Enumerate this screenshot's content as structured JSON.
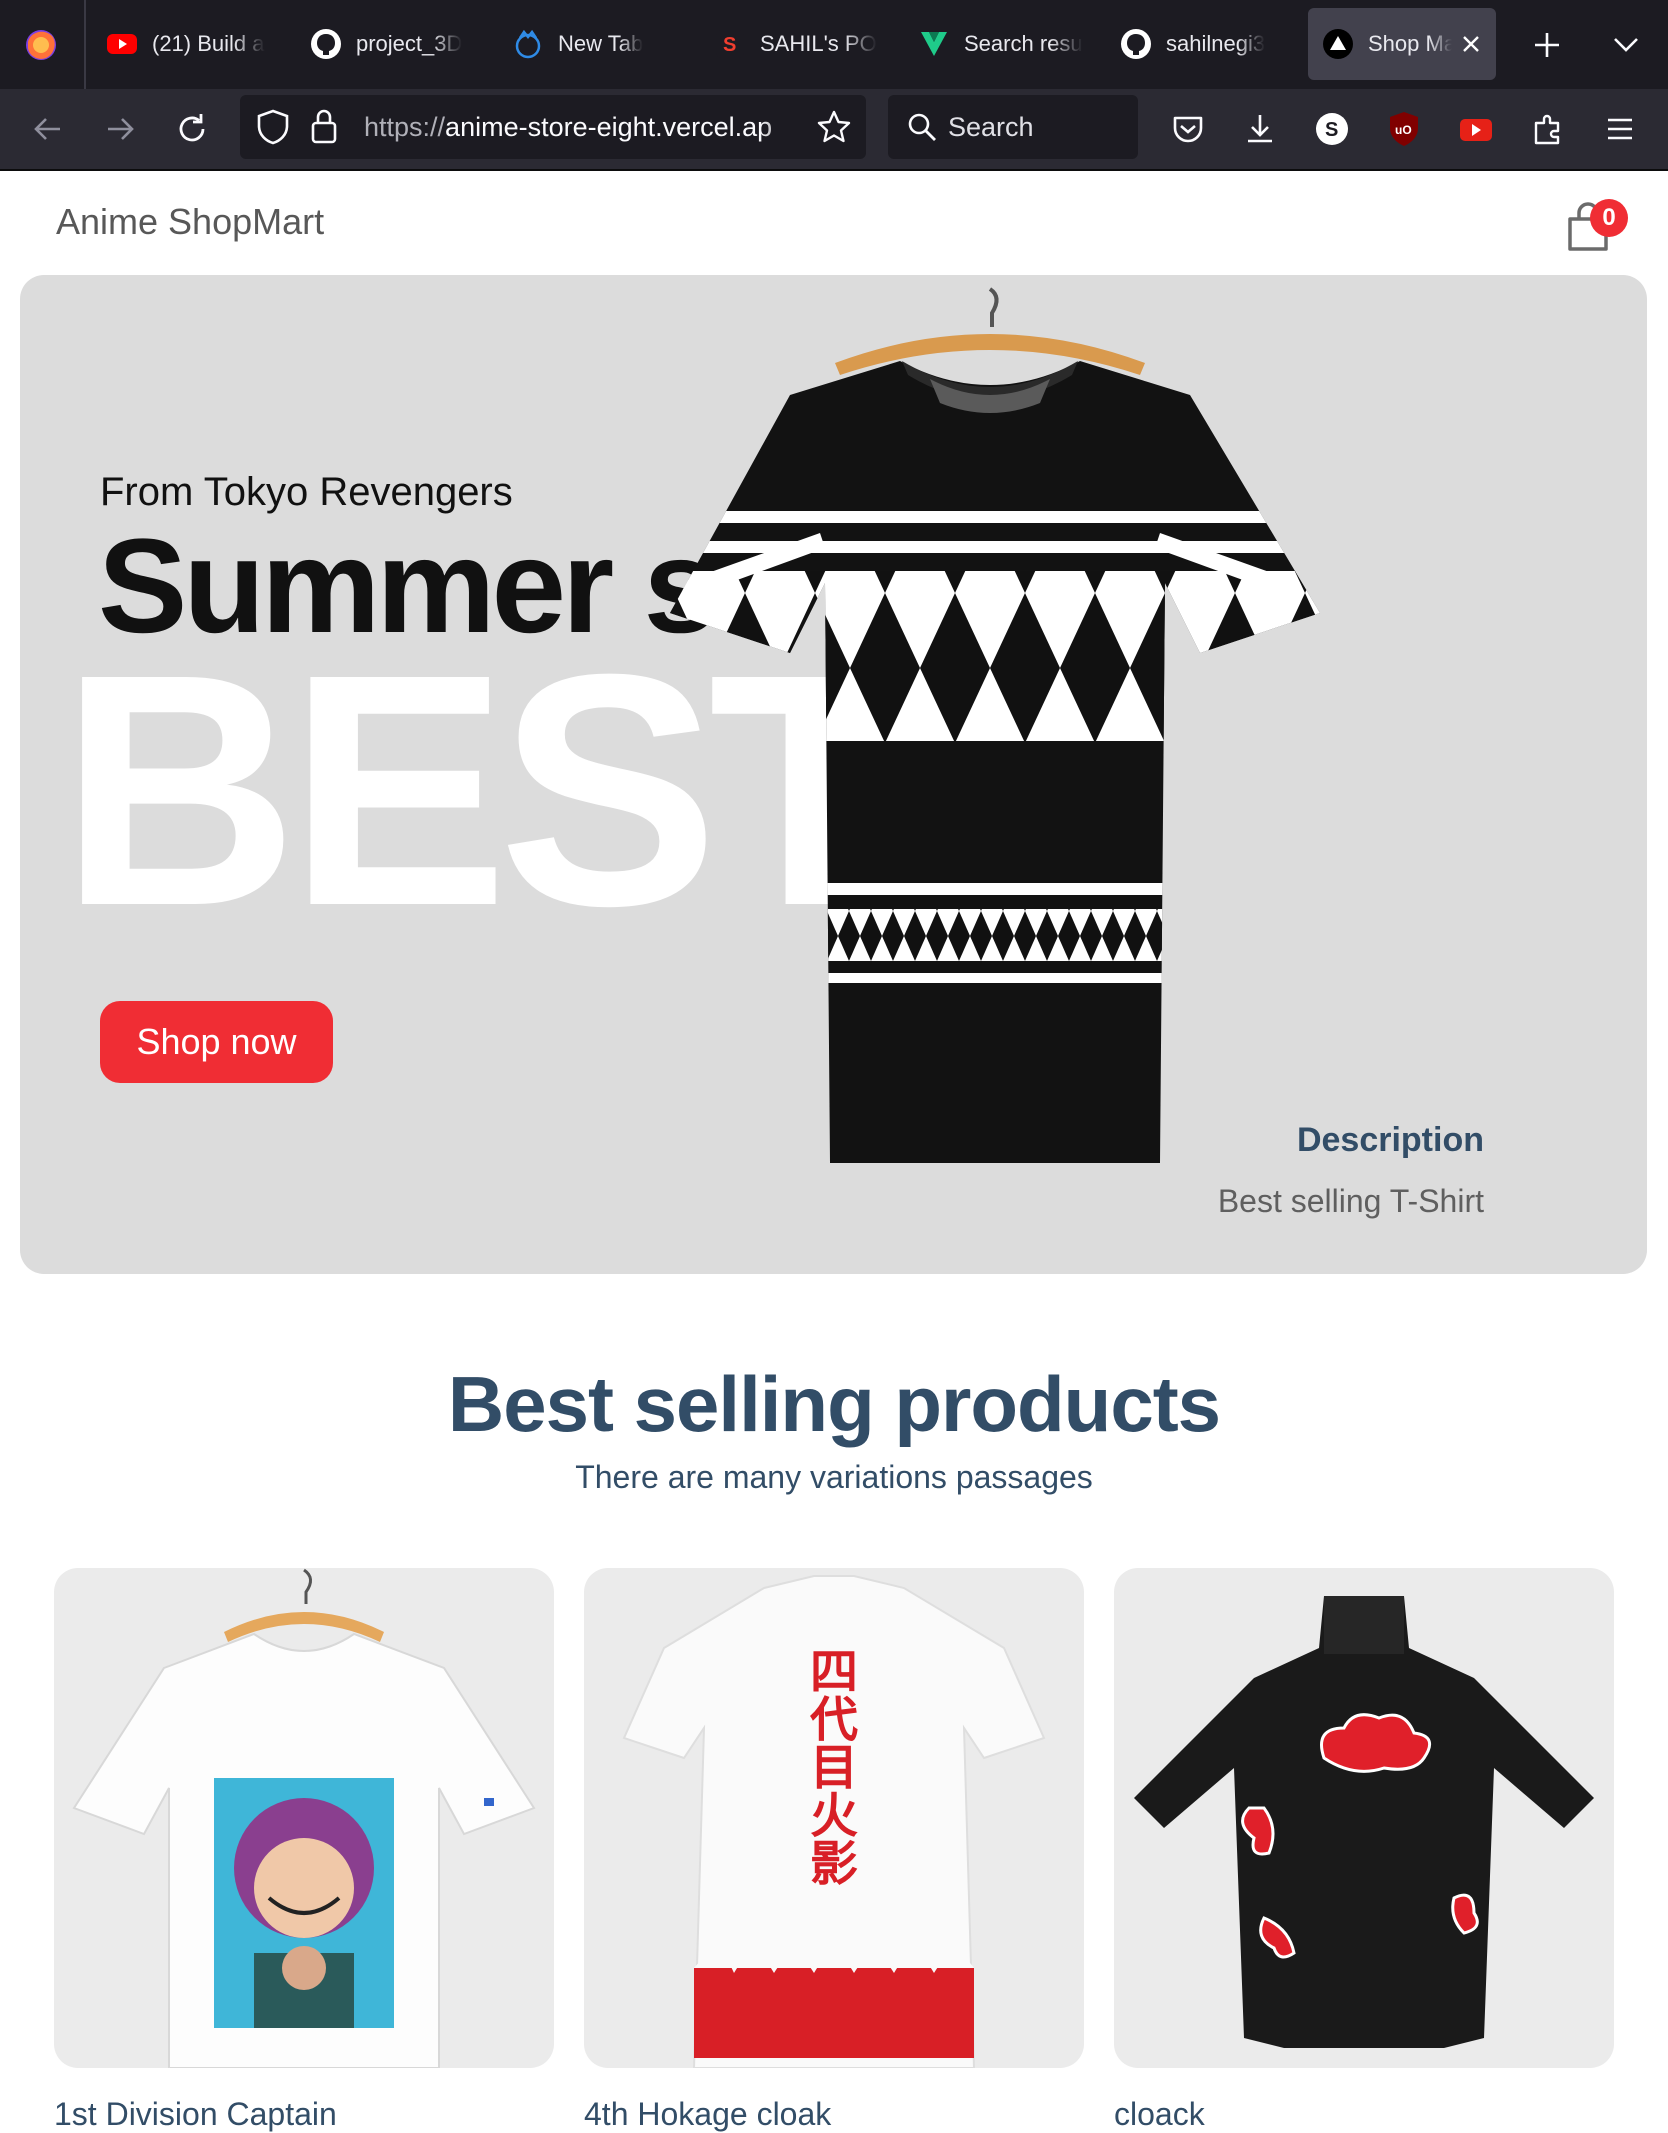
{
  "browser": {
    "tabs": [
      {
        "label": "(21) Build a",
        "icon": "youtube-icon"
      },
      {
        "label": "project_3D",
        "icon": "github-icon"
      },
      {
        "label": "New Tab",
        "icon": "firefox-blue-icon"
      },
      {
        "label": "SAHIL's PO",
        "icon": "sanity-icon"
      },
      {
        "label": "Search resu",
        "icon": "vuetify-icon"
      },
      {
        "label": "sahilnegi3",
        "icon": "github-icon"
      },
      {
        "label": "Shop Ma",
        "icon": "vercel-icon",
        "active": true
      }
    ],
    "url_scheme": "https://",
    "url_host": "anime-store-eight.vercel.ap",
    "search_placeholder": "Search"
  },
  "header": {
    "logo": "Anime ShopMart",
    "cart_count": "0"
  },
  "hero": {
    "small_text": "From Tokyo Revengers",
    "mid_text": "Summer s",
    "large_text": "BEST",
    "button_label": "Shop now",
    "desc_title": "Description",
    "desc_text": "Best selling T-Shirt"
  },
  "products_section": {
    "title": "Best selling products",
    "subtitle": "There are many variations passages",
    "items": [
      {
        "name": "1st Division Captain"
      },
      {
        "name": "4th Hokage cloak"
      },
      {
        "name": "cloack"
      }
    ]
  },
  "colors": {
    "accent": "#f02d34",
    "heading": "#324d67",
    "hero_bg": "#dcdcdc",
    "card_bg": "#ebebeb"
  }
}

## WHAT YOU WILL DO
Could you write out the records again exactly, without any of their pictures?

## REPLY
Enumerate this screenshot's content as structured JSON.
{
  "browser": {
    "tabs": [
      {
        "label": "(21) Build a",
        "icon": "youtube-icon"
      },
      {
        "label": "project_3D",
        "icon": "github-icon"
      },
      {
        "label": "New Tab",
        "icon": "firefox-blue-icon"
      },
      {
        "label": "SAHIL's PO",
        "icon": "sanity-icon"
      },
      {
        "label": "Search resu",
        "icon": "vuetify-icon"
      },
      {
        "label": "sahilnegi3",
        "icon": "github-icon"
      },
      {
        "label": "Shop Ma",
        "icon": "vercel-icon",
        "active": true
      }
    ],
    "url_scheme": "https://",
    "url_host": "anime-store-eight.vercel.ap",
    "search_placeholder": "Search"
  },
  "header": {
    "logo": "Anime ShopMart",
    "cart_count": "0"
  },
  "hero": {
    "small_text": "From Tokyo Revengers",
    "mid_text": "Summer s",
    "large_text": "BEST",
    "button_label": "Shop now",
    "desc_title": "Description",
    "desc_text": "Best selling T-Shirt"
  },
  "products_section": {
    "title": "Best selling products",
    "subtitle": "There are many variations passages",
    "items": [
      {
        "name": "1st Division Captain"
      },
      {
        "name": "4th Hokage cloak"
      },
      {
        "name": "cloack"
      }
    ]
  },
  "colors": {
    "accent": "#f02d34",
    "heading": "#324d67",
    "hero_bg": "#dcdcdc",
    "card_bg": "#ebebeb"
  }
}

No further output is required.